Rescheduling Part 2 of the 11+ reduces injury burden and increases compliance in semi-professional football
Although the 11+ program has been shown to reduce injuries in sub‐elite football, program compliance is typically poor, suggesting that strategies to optimize delivery are necessary. This study investigated the effect of rescheduling Part 2 of the three‐part 11+ program on program effectiveness. Twenty‐five semi‐professional football clubs were randomly allocated to either a Standard‐11+ (n = 398 players) or P2post group (n = 408 players). Both groups performed the 11+ program at least twice a week throughout the 2017 football season. The Standard‐11+ group performed the entire 11+ program before training activities commenced, whereas the P2post group performed Parts 1 and 3 of the 11+ program before and Part 2 after training. Injuries, exposure, and individual player 11+ dose were monitored throughout the season. No significant between group difference in injury incidence rate (P2post vs Standard‐11+ = 11.8 vs 12.3 injuries/1000 h) was observed. Severe time loss injuries > 28 days (33 vs 58 injuries; P < .002) and total days lost to injury (4303 vs 5815 days; P < .001) were lower in the P2post group. A higher 11+ program dose was observed in the P2post (29.1 doses; 95% CI 27.9‐30.1) versus Standard‐11+ group (18.9 doses; 95% CI 17.6−20.2; P < .001). In semi‐professional football, rescheduling Part 2 of the 11+ program to the end of training maintained the effectiveness of the original 11+ program to reduce injury incidence.
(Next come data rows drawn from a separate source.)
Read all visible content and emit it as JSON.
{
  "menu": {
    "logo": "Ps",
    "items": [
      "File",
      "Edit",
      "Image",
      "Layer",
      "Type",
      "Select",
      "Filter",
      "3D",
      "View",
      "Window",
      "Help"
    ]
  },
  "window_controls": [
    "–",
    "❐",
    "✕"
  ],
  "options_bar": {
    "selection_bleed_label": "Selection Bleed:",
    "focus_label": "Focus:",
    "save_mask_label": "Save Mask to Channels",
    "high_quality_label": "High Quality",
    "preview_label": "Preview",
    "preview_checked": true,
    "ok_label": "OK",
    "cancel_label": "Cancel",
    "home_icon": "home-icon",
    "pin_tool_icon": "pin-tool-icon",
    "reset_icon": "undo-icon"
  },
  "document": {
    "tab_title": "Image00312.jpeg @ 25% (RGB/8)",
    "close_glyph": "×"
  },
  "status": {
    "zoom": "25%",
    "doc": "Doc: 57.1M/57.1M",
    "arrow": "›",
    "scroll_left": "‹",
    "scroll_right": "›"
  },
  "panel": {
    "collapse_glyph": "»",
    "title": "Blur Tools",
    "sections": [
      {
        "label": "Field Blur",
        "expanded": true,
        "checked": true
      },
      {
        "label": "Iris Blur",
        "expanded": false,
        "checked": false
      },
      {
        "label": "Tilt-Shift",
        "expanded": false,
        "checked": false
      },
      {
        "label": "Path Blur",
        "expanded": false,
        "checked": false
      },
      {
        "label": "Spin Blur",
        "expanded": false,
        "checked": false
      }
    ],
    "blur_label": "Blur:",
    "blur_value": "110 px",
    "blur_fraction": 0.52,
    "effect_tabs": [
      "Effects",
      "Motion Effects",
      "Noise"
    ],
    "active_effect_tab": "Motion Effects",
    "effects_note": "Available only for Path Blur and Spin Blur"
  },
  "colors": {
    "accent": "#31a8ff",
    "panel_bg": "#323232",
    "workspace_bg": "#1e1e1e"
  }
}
Importantly, rescheduling Part 2 improved player compliance and reduced the number of severe injuries and total injury burden, thereby enhancing effectiveness of the 11+ program.